Thinking about my childhood, my family was always really connected. I come from a big family and we always made time to hang out with each other. I think sometimes I take for granted how good I have things, but there were definitely not so stellar times, too. I think it’s important to always find the silver lining in any situation, and cooking/food seems to be a great one to me. It’s almost like meditation or going for a jog–it takes your mind off of things. Plus, you have something delicious to show for it.
I can remember our arguments very vividly in my mind even 17 years later. She would be telling me that I should dress more like a woman and less like a little boy. She would loudly proclaim that my hair needed to be washed and that I needed to go out and get more exercise. She would yell at me that I was turning into my Father and that she couldn’t stand “that man”. She would scream at me over the phone when I refused to come visit her on the weekends. These were normal interactions that I had with my Mother.
I attended my first crawfish boil one March about five years ago. I was staying with friends at a small hotel that was an old shotgun style house that was said to be inhabited by Voodoo priestess Marie Laveau. The owners of this establishment welcomed my friends with open arms and made sure we were well kept during our brief trip to the city. On our last day of the trip, the host asked us, “y’all comin’ to the boil?” We looked at each other with bewildered reactions and inquired further. We were told to come back in a few hours and all would be told.
Almost a sister city of Baltimore, New Orleans is steeped in crustacean food delicacies that locals and travelers alike enjoy. Both cities enjoy their crabs (we steam our crabs while they boil theirs with flavor) and snowballs in the warmer months.

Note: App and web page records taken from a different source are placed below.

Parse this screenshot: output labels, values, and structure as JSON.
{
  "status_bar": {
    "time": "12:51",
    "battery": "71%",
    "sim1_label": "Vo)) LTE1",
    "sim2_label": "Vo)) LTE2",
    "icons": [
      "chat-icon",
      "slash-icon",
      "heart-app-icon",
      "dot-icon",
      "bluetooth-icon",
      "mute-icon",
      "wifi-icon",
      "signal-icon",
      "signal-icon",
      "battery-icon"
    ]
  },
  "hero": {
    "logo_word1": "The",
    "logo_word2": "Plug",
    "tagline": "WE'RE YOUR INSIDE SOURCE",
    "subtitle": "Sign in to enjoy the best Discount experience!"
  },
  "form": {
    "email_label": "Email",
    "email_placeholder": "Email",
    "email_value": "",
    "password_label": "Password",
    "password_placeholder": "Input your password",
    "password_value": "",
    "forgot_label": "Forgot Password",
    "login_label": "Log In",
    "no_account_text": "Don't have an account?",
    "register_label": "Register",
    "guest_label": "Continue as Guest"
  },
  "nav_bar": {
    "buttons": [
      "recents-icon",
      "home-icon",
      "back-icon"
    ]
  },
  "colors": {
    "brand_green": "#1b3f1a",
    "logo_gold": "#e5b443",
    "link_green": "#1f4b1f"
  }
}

Much akin to the Maryland tradition of picking crabs with friends and family, New Orleans has their version with crawfish boils.